Waxy links to Ilya’s thoughts on his involvement with the LA Times wiki project and notes “though it failed, this kind of media experimentation should be commended instead of ridiculed.” This is a very insightful read for sure and I just want to point out that my ridicule was not of the project, I’ve said here that this is a very interesting move and a move in the right direction, however the way they did it, and certainly the way they ended it is quite deserving of ridicule. Ilya make the point better with this bit:
And then the emailed us, asking for advice. Which both Jimbo and I have been very glad to provide. The people at the LA Times who were responsible for the wikitorial really want to do this right, but my feeling is that they simply didn’t yet know how to properly run a wiki. The terms of service were horrendous, the community-building was nearly non-existent. Even vandal-fighting tools like Recent Changes were not easily available.
So why did the wikitorial come down, and what does it mean? I argue that it wasn’t because of vandalism per se, but because LA Times wasn’t yet ready to start a community. They weren’t ready to trust random users enough to make them site admins. They weren’t ready to let users form policy.

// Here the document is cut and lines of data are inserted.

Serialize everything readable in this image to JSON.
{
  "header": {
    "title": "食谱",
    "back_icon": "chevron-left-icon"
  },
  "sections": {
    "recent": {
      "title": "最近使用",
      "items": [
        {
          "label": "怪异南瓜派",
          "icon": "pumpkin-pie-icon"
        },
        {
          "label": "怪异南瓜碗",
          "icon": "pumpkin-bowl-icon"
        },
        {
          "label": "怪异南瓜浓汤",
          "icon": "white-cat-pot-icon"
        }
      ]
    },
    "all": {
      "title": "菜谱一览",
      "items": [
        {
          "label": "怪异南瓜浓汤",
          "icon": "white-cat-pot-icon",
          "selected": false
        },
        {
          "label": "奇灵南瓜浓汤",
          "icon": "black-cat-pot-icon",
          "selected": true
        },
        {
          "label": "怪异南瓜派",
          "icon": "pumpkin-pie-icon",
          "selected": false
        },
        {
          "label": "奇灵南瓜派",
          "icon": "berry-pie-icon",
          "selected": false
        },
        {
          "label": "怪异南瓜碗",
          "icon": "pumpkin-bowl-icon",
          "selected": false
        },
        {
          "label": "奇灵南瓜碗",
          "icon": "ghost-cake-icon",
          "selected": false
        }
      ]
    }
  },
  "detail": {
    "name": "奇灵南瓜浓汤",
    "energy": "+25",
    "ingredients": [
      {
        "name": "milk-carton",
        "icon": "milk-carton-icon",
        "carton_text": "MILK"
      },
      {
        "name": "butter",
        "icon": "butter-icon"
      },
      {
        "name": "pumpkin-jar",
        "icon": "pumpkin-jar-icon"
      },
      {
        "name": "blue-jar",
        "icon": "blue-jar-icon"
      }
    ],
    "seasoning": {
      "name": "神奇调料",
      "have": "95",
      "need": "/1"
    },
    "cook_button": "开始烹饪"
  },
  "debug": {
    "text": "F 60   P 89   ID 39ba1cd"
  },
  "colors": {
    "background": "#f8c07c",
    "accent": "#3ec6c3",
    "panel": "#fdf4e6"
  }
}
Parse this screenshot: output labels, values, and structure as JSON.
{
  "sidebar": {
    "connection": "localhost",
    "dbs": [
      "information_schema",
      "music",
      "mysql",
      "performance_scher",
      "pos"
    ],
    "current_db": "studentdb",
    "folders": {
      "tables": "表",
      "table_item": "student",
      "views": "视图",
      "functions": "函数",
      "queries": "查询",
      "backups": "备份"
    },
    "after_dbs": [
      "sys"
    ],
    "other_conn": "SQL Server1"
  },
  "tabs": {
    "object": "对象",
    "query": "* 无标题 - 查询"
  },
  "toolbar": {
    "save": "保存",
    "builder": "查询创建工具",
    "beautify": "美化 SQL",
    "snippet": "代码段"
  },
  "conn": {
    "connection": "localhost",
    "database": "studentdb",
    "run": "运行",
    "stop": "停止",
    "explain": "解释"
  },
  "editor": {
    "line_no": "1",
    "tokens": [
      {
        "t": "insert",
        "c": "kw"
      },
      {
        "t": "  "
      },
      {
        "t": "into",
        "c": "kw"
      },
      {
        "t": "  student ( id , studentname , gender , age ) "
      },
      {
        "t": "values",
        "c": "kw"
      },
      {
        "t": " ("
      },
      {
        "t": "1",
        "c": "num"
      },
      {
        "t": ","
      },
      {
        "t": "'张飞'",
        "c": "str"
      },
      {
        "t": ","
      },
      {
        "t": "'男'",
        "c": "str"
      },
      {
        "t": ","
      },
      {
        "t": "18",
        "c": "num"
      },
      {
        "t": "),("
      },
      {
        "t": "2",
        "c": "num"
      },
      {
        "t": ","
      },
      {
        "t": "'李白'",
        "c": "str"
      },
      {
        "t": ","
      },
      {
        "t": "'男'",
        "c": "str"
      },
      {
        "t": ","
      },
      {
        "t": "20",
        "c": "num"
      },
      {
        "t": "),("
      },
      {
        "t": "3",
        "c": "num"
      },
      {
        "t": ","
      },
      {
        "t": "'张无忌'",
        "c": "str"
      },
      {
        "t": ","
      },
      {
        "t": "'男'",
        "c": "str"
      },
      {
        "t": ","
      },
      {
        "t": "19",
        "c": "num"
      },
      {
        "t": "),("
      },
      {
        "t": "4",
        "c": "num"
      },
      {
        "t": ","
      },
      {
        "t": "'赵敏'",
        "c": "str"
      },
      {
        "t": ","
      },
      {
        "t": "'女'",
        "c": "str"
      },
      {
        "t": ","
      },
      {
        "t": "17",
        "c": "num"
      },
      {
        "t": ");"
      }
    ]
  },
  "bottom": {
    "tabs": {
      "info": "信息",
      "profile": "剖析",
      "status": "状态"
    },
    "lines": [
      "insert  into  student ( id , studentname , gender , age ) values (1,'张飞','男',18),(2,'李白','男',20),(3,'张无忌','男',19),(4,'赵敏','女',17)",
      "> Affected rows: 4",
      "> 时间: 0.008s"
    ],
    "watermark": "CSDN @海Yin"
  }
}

I agree 100% that it’s amazing that they even attempted this, and I believe wholeheartedly that something like this can work, and should work, if done correctly. But Wikis, and Blogs, are not Newspapers, and if a newspaper wants to use these tools, the need to do more homework and make sure they are approaching them the way wikis and blogs work, not assuming they will work the same way newspapers do. And I think that is the problem, and that’s what I’ve been heckling. Old media assuming that new media plays by the same rules and finding out the hard way that it doesn’t. There’s room for this to work, and if the LA Times keeps taking steps in this direction that will be great, the trick is taking the right steps and then not turning back right away.